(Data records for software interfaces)
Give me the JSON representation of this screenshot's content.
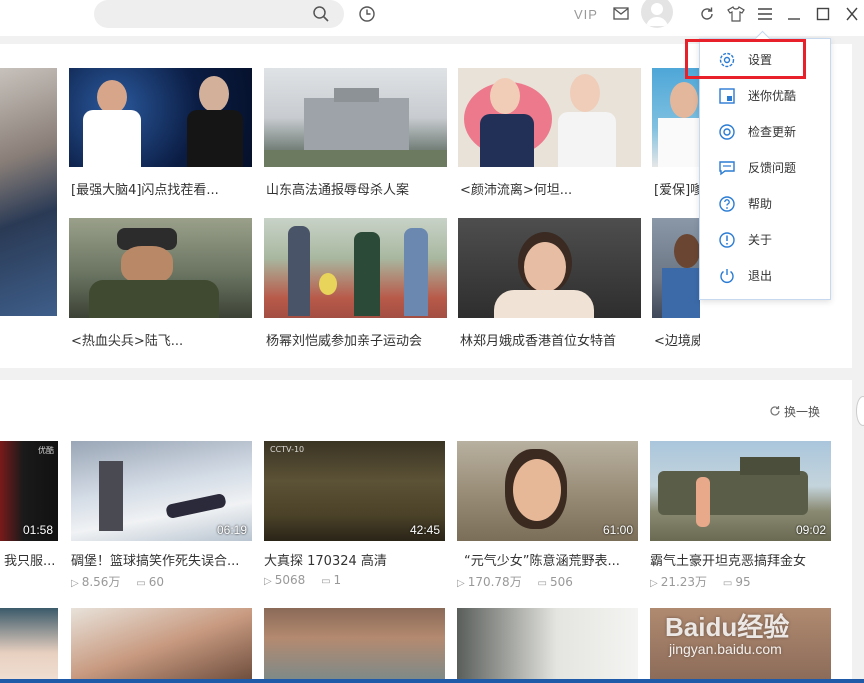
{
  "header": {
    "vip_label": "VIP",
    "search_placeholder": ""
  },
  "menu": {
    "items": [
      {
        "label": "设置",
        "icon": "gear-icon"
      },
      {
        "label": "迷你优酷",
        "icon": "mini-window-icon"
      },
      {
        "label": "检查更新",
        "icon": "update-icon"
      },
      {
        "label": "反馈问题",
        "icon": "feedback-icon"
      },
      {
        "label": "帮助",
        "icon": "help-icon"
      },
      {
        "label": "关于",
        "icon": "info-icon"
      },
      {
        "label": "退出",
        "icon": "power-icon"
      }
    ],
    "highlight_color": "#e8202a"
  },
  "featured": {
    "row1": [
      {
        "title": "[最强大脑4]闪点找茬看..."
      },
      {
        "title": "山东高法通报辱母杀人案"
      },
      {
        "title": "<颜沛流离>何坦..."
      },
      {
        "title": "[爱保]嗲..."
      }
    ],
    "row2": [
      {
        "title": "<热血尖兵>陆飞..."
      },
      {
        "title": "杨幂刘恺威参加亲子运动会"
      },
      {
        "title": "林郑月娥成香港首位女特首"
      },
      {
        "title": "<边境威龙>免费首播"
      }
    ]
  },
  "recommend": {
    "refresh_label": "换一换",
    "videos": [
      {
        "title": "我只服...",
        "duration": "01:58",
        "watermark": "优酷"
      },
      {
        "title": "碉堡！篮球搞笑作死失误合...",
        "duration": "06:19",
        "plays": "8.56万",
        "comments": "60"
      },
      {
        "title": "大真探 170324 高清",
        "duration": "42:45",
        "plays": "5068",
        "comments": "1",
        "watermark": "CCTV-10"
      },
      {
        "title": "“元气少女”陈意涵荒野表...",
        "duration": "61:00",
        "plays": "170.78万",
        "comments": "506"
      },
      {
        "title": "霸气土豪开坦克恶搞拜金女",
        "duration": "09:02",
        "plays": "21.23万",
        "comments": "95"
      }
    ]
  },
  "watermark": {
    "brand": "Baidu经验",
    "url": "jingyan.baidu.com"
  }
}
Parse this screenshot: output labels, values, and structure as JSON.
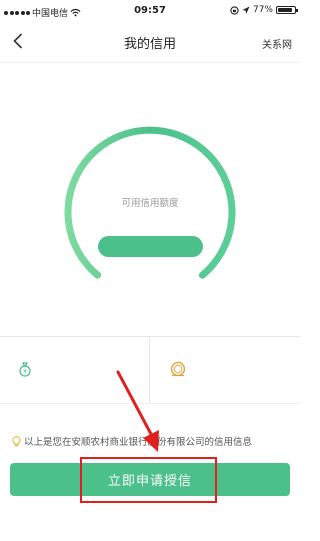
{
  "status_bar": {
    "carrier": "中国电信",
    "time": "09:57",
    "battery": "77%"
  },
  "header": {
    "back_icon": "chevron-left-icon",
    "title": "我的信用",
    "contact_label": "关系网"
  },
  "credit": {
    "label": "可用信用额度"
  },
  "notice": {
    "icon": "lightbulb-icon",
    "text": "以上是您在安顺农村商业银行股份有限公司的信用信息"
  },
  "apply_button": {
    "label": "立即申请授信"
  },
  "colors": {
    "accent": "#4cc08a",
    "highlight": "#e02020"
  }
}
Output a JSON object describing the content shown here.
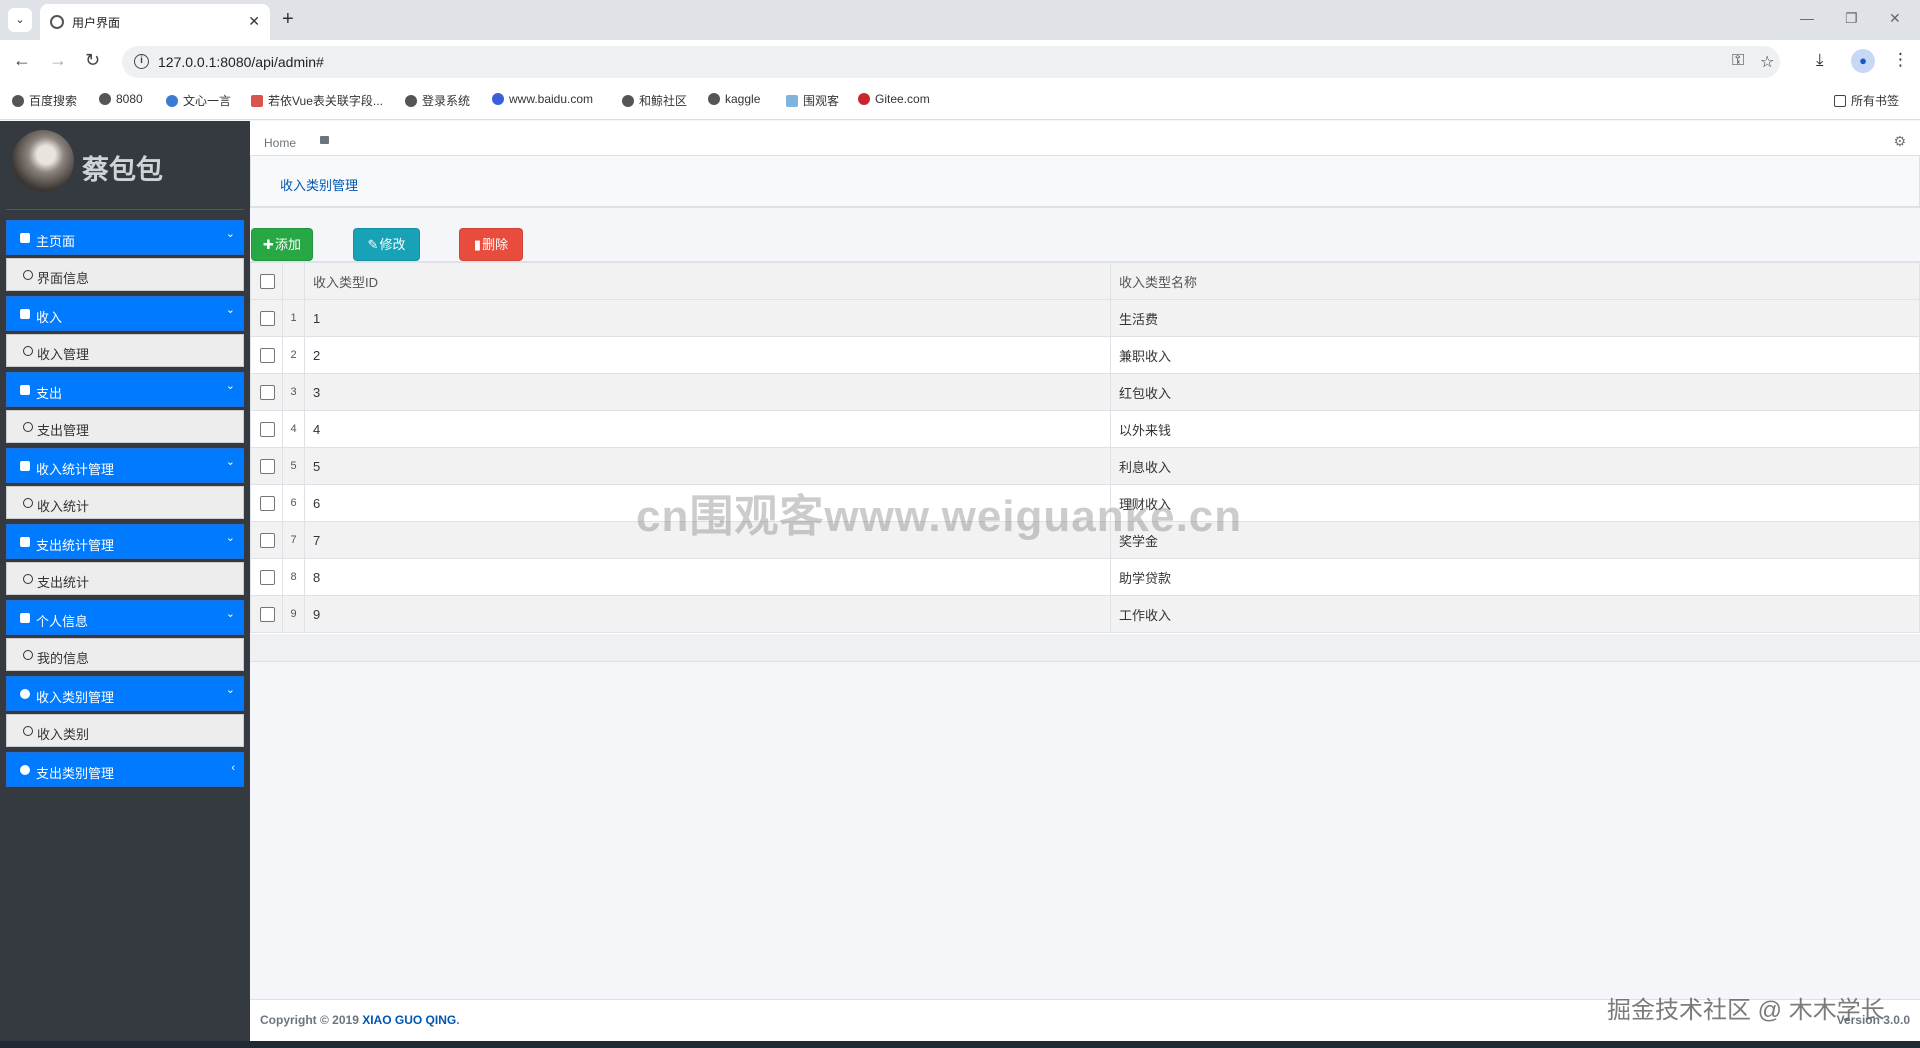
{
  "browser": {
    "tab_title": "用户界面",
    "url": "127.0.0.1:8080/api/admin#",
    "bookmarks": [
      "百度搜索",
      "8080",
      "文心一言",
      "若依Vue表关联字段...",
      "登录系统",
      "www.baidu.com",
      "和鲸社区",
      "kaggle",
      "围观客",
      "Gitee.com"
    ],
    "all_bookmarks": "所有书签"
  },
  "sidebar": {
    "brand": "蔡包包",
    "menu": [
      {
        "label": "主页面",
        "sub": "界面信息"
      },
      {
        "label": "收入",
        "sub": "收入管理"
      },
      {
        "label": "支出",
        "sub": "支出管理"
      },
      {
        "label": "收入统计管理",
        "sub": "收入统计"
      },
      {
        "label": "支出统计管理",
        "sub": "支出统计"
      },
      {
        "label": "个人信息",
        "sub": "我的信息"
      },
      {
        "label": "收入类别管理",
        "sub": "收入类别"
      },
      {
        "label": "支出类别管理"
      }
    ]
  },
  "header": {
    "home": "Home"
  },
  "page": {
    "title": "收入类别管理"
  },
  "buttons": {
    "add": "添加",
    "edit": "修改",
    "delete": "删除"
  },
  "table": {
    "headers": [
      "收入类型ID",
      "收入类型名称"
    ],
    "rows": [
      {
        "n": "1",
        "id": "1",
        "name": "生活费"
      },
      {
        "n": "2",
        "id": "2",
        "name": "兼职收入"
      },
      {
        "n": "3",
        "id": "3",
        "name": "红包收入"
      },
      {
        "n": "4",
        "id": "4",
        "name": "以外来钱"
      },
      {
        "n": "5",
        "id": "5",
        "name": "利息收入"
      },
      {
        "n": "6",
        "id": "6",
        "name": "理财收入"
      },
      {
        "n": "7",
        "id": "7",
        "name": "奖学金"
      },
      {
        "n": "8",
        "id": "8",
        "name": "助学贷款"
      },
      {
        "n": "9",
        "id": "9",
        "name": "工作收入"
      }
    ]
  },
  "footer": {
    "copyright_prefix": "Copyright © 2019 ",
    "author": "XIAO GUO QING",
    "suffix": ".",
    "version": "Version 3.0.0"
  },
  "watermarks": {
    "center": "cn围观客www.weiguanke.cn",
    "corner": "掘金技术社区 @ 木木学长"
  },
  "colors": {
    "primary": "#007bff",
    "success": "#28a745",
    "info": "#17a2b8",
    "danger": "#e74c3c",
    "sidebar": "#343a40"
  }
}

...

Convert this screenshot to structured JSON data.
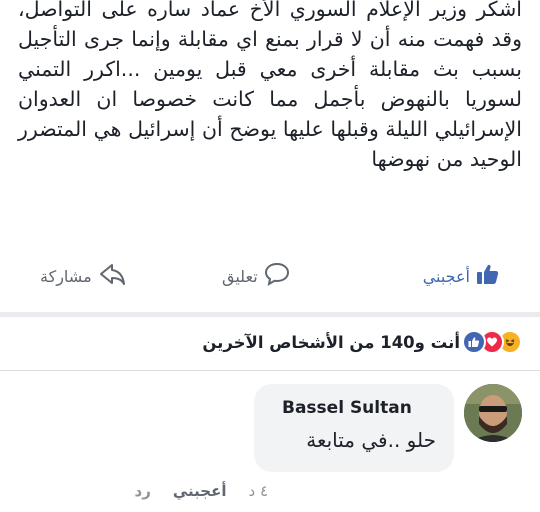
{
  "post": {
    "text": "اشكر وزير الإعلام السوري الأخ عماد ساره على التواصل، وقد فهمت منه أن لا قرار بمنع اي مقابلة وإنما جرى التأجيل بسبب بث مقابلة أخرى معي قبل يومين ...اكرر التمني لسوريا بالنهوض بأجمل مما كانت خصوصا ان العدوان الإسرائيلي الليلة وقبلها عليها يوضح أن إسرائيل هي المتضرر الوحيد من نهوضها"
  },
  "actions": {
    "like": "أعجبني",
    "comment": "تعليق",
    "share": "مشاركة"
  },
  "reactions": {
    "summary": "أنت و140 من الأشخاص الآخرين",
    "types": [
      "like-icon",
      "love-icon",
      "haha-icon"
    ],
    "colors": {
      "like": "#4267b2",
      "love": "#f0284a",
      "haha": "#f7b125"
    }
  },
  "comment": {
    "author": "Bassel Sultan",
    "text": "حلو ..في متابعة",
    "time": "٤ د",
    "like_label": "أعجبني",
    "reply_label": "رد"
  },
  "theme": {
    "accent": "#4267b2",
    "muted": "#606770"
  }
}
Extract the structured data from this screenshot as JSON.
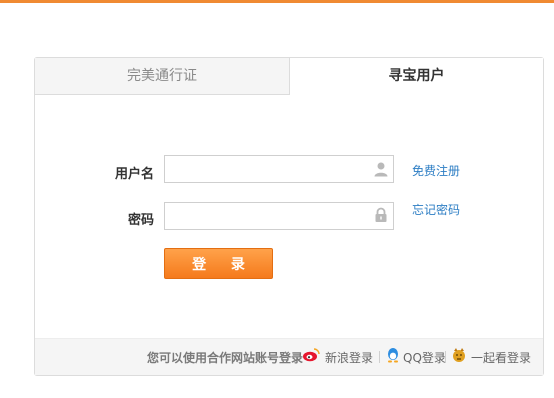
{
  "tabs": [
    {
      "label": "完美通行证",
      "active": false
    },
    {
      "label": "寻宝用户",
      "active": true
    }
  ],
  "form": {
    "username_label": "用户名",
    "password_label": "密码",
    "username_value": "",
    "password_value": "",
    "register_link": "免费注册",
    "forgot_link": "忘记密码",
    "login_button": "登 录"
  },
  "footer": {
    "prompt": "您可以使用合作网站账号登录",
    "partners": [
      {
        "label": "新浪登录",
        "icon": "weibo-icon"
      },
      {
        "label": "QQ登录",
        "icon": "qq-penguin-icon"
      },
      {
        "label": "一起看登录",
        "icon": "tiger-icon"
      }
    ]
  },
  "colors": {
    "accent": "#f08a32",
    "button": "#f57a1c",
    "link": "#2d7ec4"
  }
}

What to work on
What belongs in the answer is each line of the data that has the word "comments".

Result
        "comments": "60"
        "comments": "1",
        "comments": "506"
        "comments": "95"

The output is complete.